___ PROVIDED DATA

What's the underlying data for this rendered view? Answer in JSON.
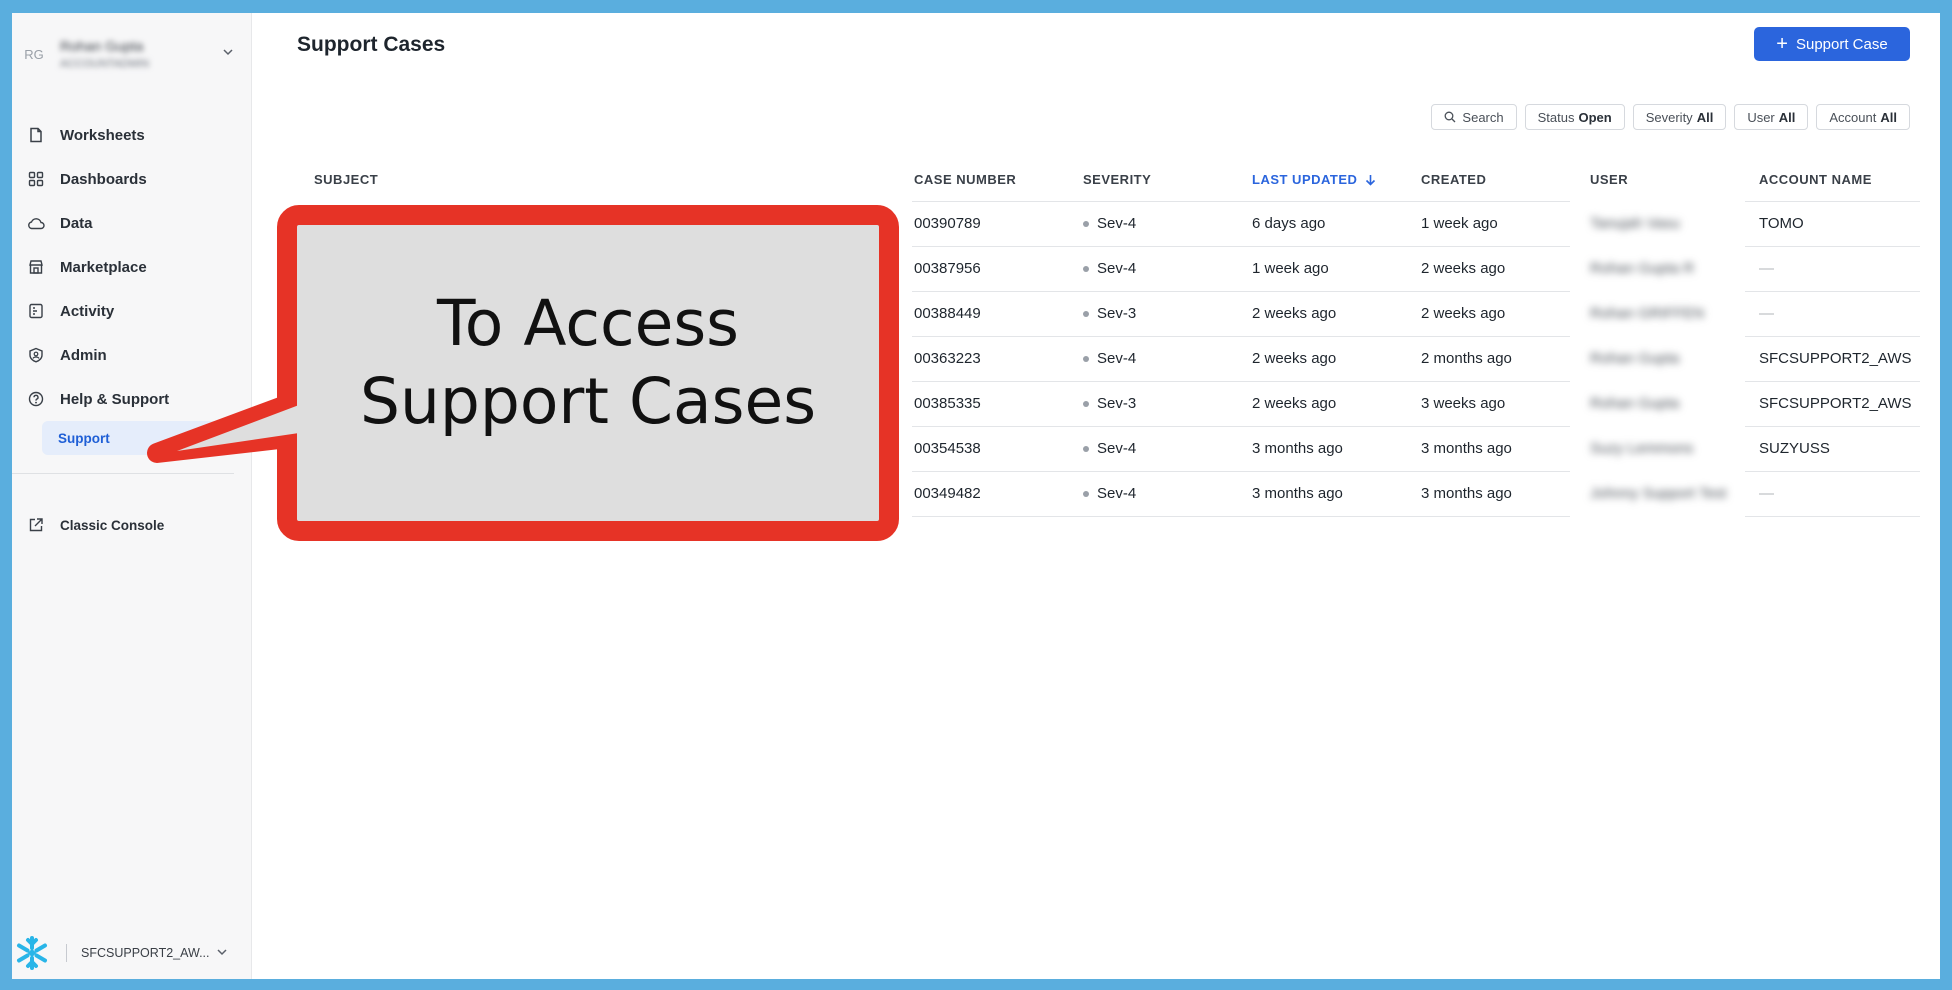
{
  "sidebar": {
    "avatar": "RG",
    "user_name": "Rohan Gupta",
    "user_role": "ACCOUNTADMIN",
    "items": [
      {
        "label": "Worksheets",
        "icon": "file-icon"
      },
      {
        "label": "Dashboards",
        "icon": "grid-icon"
      },
      {
        "label": "Data",
        "icon": "cloud-icon"
      },
      {
        "label": "Marketplace",
        "icon": "store-icon"
      },
      {
        "label": "Activity",
        "icon": "activity-icon"
      },
      {
        "label": "Admin",
        "icon": "shield-icon"
      },
      {
        "label": "Help & Support",
        "icon": "help-icon"
      }
    ],
    "sub_item": "Support",
    "classic_console": "Classic Console",
    "account": "SFCSUPPORT2_AW..."
  },
  "header": {
    "title": "Support Cases",
    "new_case_label": "Support Case"
  },
  "filters": {
    "search": "Search",
    "status_label": "Status",
    "status_value": "Open",
    "severity_label": "Severity",
    "severity_value": "All",
    "user_label": "User",
    "user_value": "All",
    "account_label": "Account",
    "account_value": "All"
  },
  "table": {
    "columns": {
      "subject": "SUBJECT",
      "case_number": "CASE NUMBER",
      "severity": "SEVERITY",
      "last_updated": "LAST UPDATED",
      "created": "CREATED",
      "user": "USER",
      "account_name": "ACCOUNT NAME"
    },
    "rows": [
      {
        "case_number": "00390789",
        "severity": "Sev-4",
        "last_updated": "6 days ago",
        "created": "1 week ago",
        "user": "Tanujah Vasu",
        "account_name": "TOMO"
      },
      {
        "case_number": "00387956",
        "severity": "Sev-4",
        "last_updated": "1 week ago",
        "created": "2 weeks ago",
        "user": "Rohan Gupta R",
        "account_name": "—"
      },
      {
        "case_number": "00388449",
        "severity": "Sev-3",
        "last_updated": "2 weeks ago",
        "created": "2 weeks ago",
        "user": "Rohan GRIFFEN",
        "account_name": "—"
      },
      {
        "case_number": "00363223",
        "severity": "Sev-4",
        "last_updated": "2 weeks ago",
        "created": "2 months ago",
        "user": "Rohan Gupta",
        "account_name": "SFCSUPPORT2_AWS"
      },
      {
        "case_number": "00385335",
        "severity": "Sev-3",
        "last_updated": "2 weeks ago",
        "created": "3 weeks ago",
        "user": "Rohan Gupta",
        "account_name": "SFCSUPPORT2_AWS"
      },
      {
        "case_number": "00354538",
        "severity": "Sev-4",
        "last_updated": "3 months ago",
        "created": "3 months ago",
        "user": "Suzy Lemmons",
        "account_name": "SUZYUSS"
      },
      {
        "case_number": "00349482",
        "severity": "Sev-4",
        "last_updated": "3 months ago",
        "created": "3 months ago",
        "user": "Johnny Support Test",
        "account_name": "—"
      }
    ]
  },
  "callout": {
    "line1": "To Access",
    "line2": "Support Cases",
    "border_color": "#e63326",
    "fill_color": "#dedede"
  },
  "colors": {
    "accent": "#2b65dd",
    "frame": "#5aaede"
  }
}
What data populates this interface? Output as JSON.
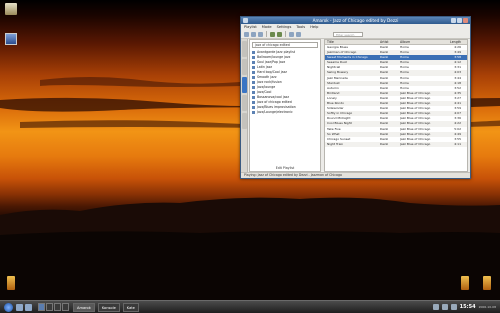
{
  "window": {
    "title": "Amarok - Jazz of Chicago edited by Dezzi",
    "menus": [
      "Playlist",
      "Mode",
      "Settings",
      "Tools",
      "Help"
    ],
    "search_placeholder": "Filter search"
  },
  "left_pane": {
    "search_value": "jazz of chicago edited",
    "items": [
      "Avantgarde Jazz playlist",
      "Ballroom/lounge jazz",
      "Soul jazz/Pop Jazz",
      "Latin jazz",
      "Hard bop/Cool jazz",
      "Smooth jazz",
      "Jazz rock/fusion",
      "Jazz/lounge",
      "Jazz/Cool",
      "Bossanova/cool jazz",
      "Jazz of chicago edited",
      "Jazz/Blues improvisation",
      "Jazz/Lounge/electronic"
    ],
    "footer": "Edit Playlist"
  },
  "table": {
    "headers": [
      "Title",
      "Artist",
      "Album",
      "Length"
    ],
    "rows": [
      {
        "title": "Georgia Blues",
        "artist": "Dezzi",
        "album": "Home",
        "length": "4:26"
      },
      {
        "title": "Jazzman of Chicago",
        "artist": "Dezzi",
        "album": "Home",
        "length": "3:49"
      },
      {
        "title": "Sweet Moments in Chicago",
        "artist": "Dezzi",
        "album": "Home",
        "length": "3:58"
      },
      {
        "title": "Sesame Dust",
        "artist": "Dezzi",
        "album": "Home",
        "length": "4:12"
      },
      {
        "title": "Nightcall",
        "artist": "Dezzi",
        "album": "Home",
        "length": "3:31"
      },
      {
        "title": "Swing Bowery",
        "artist": "Dezzi",
        "album": "Home",
        "length": "4:03"
      },
      {
        "title": "Jazz Marinade",
        "artist": "Dezzi",
        "album": "Home",
        "length": "3:44"
      },
      {
        "title": "Stardust",
        "artist": "Dezzi",
        "album": "Home",
        "length": "4:18"
      },
      {
        "title": "Autumn",
        "artist": "Dezzi",
        "album": "Home",
        "length": "3:52"
      },
      {
        "title": "Birdland",
        "artist": "Dezzi",
        "album": "Jazz Blue of Chicago",
        "length": "4:35"
      },
      {
        "title": "Lonely",
        "artist": "Dezzi",
        "album": "Jazz Blue of Chicago",
        "length": "3:27"
      },
      {
        "title": "Blue Rondo",
        "artist": "Dezzi",
        "album": "Jazz Blue of Chicago",
        "length": "4:41"
      },
      {
        "title": "Sidewinder",
        "artist": "Dezzi",
        "album": "Jazz Blue of Chicago",
        "length": "3:59"
      },
      {
        "title": "Softly in Chicago",
        "artist": "Dezzi",
        "album": "Jazz Blue of Chicago",
        "length": "4:07"
      },
      {
        "title": "Round Midnight",
        "artist": "Dezzi",
        "album": "Jazz Blue of Chicago",
        "length": "3:36"
      },
      {
        "title": "Cool Blues Night",
        "artist": "Dezzi",
        "album": "Jazz Blue of Chicago",
        "length": "4:22"
      },
      {
        "title": "Take Five",
        "artist": "Dezzi",
        "album": "Jazz Blue of Chicago",
        "length": "5:02"
      },
      {
        "title": "So What",
        "artist": "Dezzi",
        "album": "Jazz Blue of Chicago",
        "length": "4:49"
      },
      {
        "title": "Chicago Sunset",
        "artist": "Dezzi",
        "album": "Jazz Blue of Chicago",
        "length": "3:55"
      },
      {
        "title": "Night Train",
        "artist": "Dezzi",
        "album": "Jazz Blue of Chicago",
        "length": "4:11"
      }
    ],
    "selected_index": 2
  },
  "statusbar": "Playing: Jazz of Chicago edited by Dezzi - Jazzman of Chicago",
  "taskbar": {
    "tasks": [
      "Amarok",
      "Konsole",
      "Kate"
    ],
    "active_task": 0,
    "clock": "15:54",
    "date": "2006-10-08"
  },
  "desktop_icons": [
    "home-folder-icon",
    "trash-icon",
    "system-icon",
    "media-icon"
  ]
}
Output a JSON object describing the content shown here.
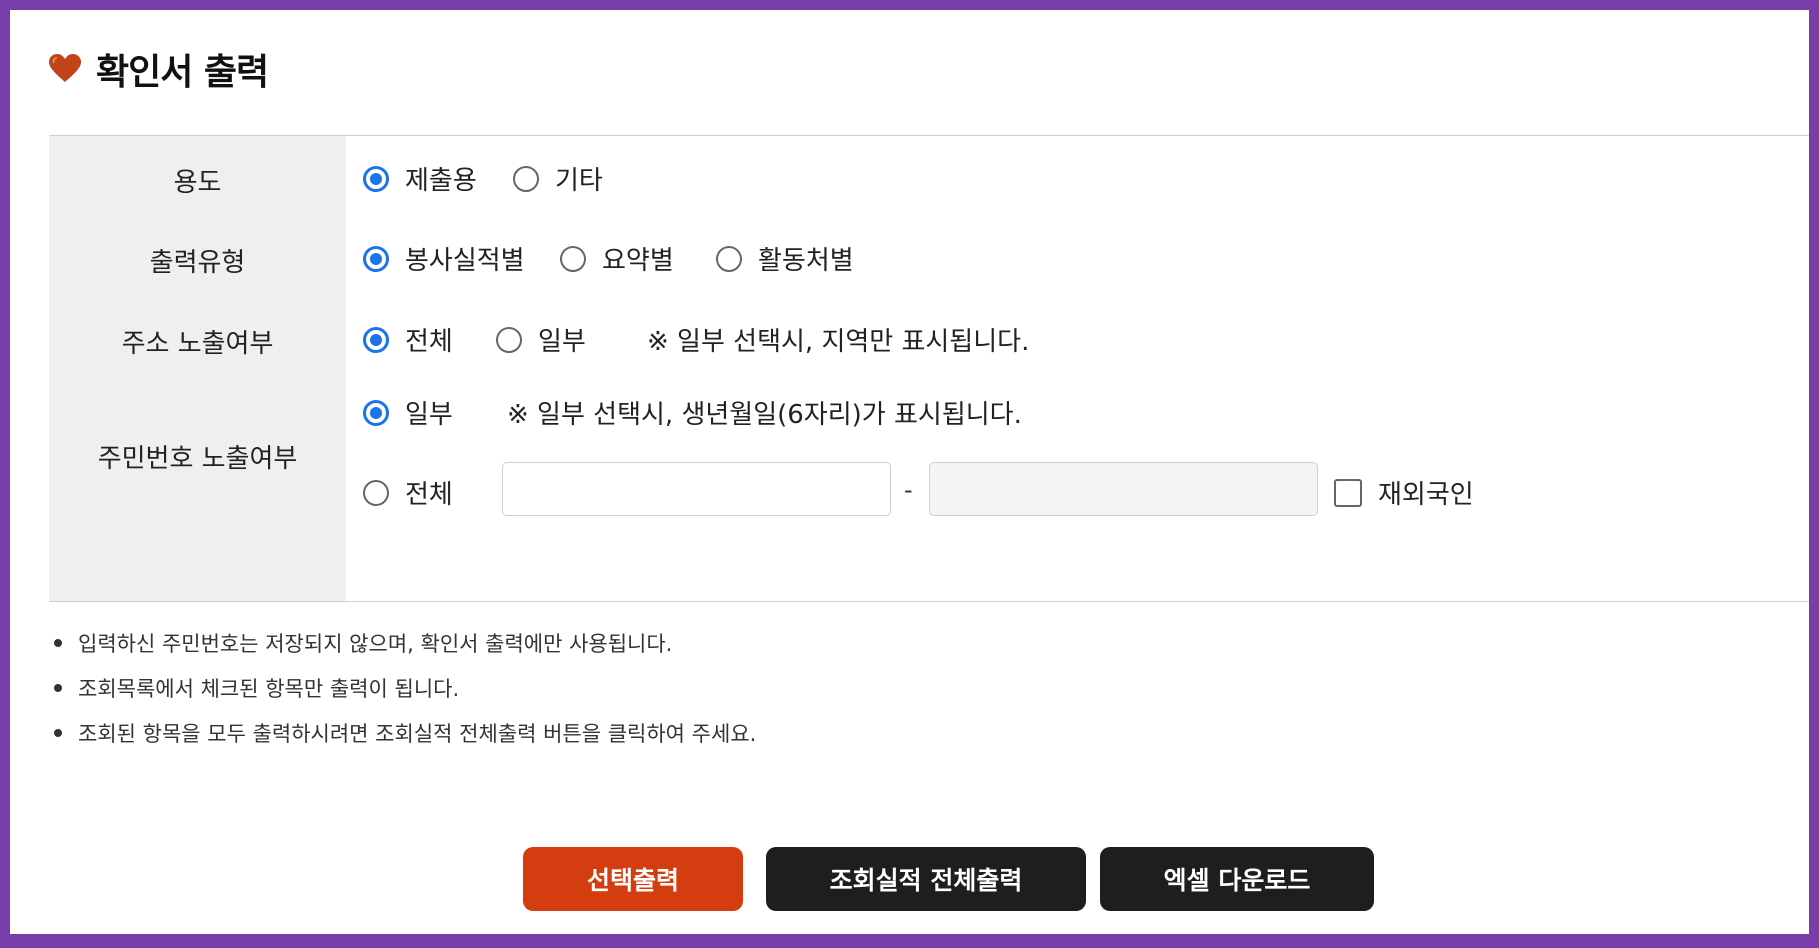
{
  "page": {
    "title": "확인서 출력",
    "title_icon": "heart-icon",
    "accent_color": "#d33d0f",
    "frame_color": "#7a3ea8"
  },
  "form": {
    "purpose": {
      "label": "용도",
      "options": [
        {
          "label": "제출용",
          "selected": true
        },
        {
          "label": "기타",
          "selected": false
        }
      ]
    },
    "output_type": {
      "label": "출력유형",
      "options": [
        {
          "label": "봉사실적별",
          "selected": true
        },
        {
          "label": "요약별",
          "selected": false
        },
        {
          "label": "활동처별",
          "selected": false
        }
      ]
    },
    "address_exposure": {
      "label": "주소 노출여부",
      "options": [
        {
          "label": "전체",
          "selected": true
        },
        {
          "label": "일부",
          "selected": false
        }
      ],
      "note": "※ 일부 선택시, 지역만 표시됩니다."
    },
    "rrn_exposure": {
      "label": "주민번호 노출여부",
      "option_partial": {
        "label": "일부",
        "selected": true
      },
      "note": "※ 일부 선택시, 생년월일(6자리)가 표시됩니다.",
      "option_full": {
        "label": "전체",
        "selected": false
      },
      "first_value": "",
      "separator": "-",
      "second_value": "",
      "overseas_label": "재외국인",
      "overseas_checked": false
    }
  },
  "notices": [
    "입력하신 주민번호는 저장되지 않으며, 확인서 출력에만 사용됩니다.",
    "조회목록에서 체크된 항목만 출력이 됩니다.",
    "조회된 항목을 모두 출력하시려면 조회실적 전체출력 버튼을 클릭하여 주세요."
  ],
  "buttons": {
    "print_selected": "선택출력",
    "print_all": "조회실적 전체출력",
    "excel_download": "엑셀 다운로드"
  }
}
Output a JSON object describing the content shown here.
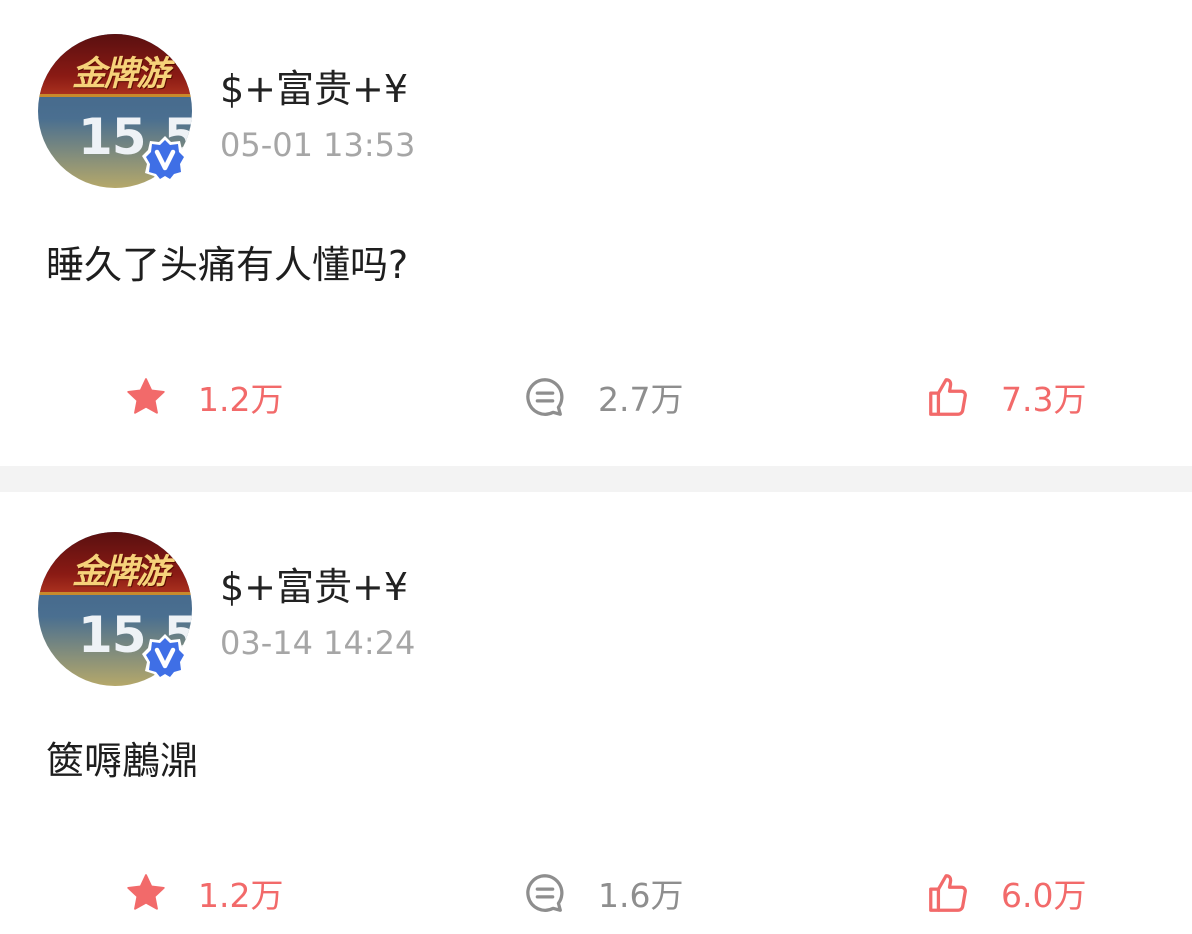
{
  "posts": [
    {
      "username": "$+富贵+¥",
      "time": "05-01 13:53",
      "content": "睡久了头痛有人懂吗?",
      "avatar_banner": "金牌游",
      "avatar_number": "15.5",
      "favorites": "1.2万",
      "comments": "2.7万",
      "likes": "7.3万"
    },
    {
      "username": "$+富贵+¥",
      "time": "03-14 14:24",
      "content": "篋嗕鶶濎",
      "avatar_banner": "金牌游",
      "avatar_number": "15.5",
      "favorites": "1.2万",
      "comments": "1.6万",
      "likes": "6.0万"
    }
  ],
  "icons": {
    "favorite": "star-icon",
    "comment": "comment-icon",
    "like": "thumbs-up-icon",
    "verified": "verified-v-badge-icon"
  },
  "colors": {
    "accent_red": "#f26a6a",
    "gray_text": "#8e8e8e",
    "verified_blue": "#3f6fe6",
    "divider": "#f3f3f3"
  }
}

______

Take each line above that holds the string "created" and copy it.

      "created": "CREATED",
        "created": "1 week ago",
        "created": "2 weeks ago",
        "created": "2 weeks ago",
        "created": "2 months ago",
        "created": "3 weeks ago",
        "created": "3 months ago",
        "created": "3 months ago",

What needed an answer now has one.